The mission gets off to an explosive start when the champagne sent to Matt’s room to commemorate his arrival blows a hole in the floor. Then Matt realizes his luggage was switched and he goes to find out where it went, which of course takes him across Luba’s path. Naturally, Matt is smitten and naturally he invites Luba and her “dad” on the mission. Mungo brings his organ, of course.
It’s immediately apparent that Matt is not the intrepid explorer he’s been made out to be. He leads the group in circles, even somehow ending up on a golf course, where Arnold Palmer is busy plying his trade, and no, the drink that bears his name is nowhere in sight.

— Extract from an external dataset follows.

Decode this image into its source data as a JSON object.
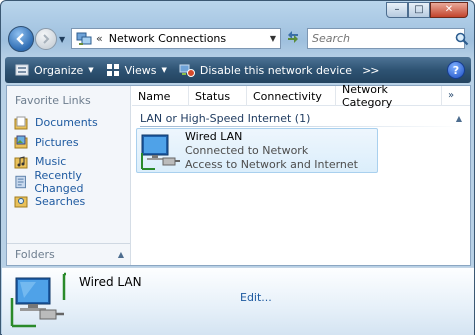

However, he does have a set of clubs for Matt, left by his pal, Crosby. Nice vigorous nod, that.
The spies who are trying to nab Matt aren’t as competent as they might seem either, seeing as their schemes never turn out right. For one thing, Mungo and his two henchmen try to spirit Matt away from the tent where he’s taking a bath, but they bag a lioness instead. It’s not much of a spoiler that everyone finds what they’re looking for, like the pod, not to mention a few other things, but nothing turns out the way anyone expects.
Call Me Bwana is quite a ride, although it does have its weak spots. No one seems to care that Matt is a total poser, and they certainly don’t call him out on it. The journalists who meet Matt when he arrives in Africa mention offhand that Matt has never been photographed on one of his expeditions before, but that’s as far as suspicions go. And Fred is much cooler than Luba, who always seems duplicitous even when she says she’s reformed, so it’s weird that Matt only has eyes for Luba.
While a little dated, the movie can be funny as all get-out, especially from the point when Arnold Palmer shows up. After that, it takes on a Chitty Chitty Bang Bang quality only with rockets and trucks, and it’s eye-popping even though the special effects are obvious. Or the movie could be nicknamed The Little Pod That Could, seeing as that pod has long-range capabilities probably no one suspected (I’m not going to spoil anything). No wonder everyone wanted to get their hands on it. And the way Matt constantly succeeds, I kept expecting him to say, “Wowzers,” and for Krushchev to be off somewhere fuming like Dr. Claw.
The one thing Bwana doesn’t have is location shooting. While some exteriors may have been taken from actual safaris in Africa, the entire movie was filmed at Pinewood Studios in London. The jungle scenes look surprisingly decent even though they’re clearly fake. Staying in England disappointed Edie Adams, who so looked forward to going to Africa that she ran to her doctor and got all her innoculations.
As any fan of the veteran comedian knows, the best way to enjoy one of his movies is to sit back and laugh at each comedy situation as it arises and forget about any relationship to a plot. Taken this way, Bwana is enjoyable hot weather entertainment.
We’re going back to the beach tomorrow, and the only spoiler I’m going to give is this: Don’t forget the Pepsi and the Baskin Robbins as you careen down the road in your souped-up Buick after a hearty meal at the International House of Pancakes. Cryptic? Yep. It’ll make sense mañana. Hope to see you then…
~Purchases made via Amazon Affiliate links found on this site help support Taking Up Room at no extra cost to you.~
If you’re enjoying what you see on Taking Up Room, please look for additional content on Substack, where you’ll find both free and subscriber-only articles. I publish every Wednesday and Saturday.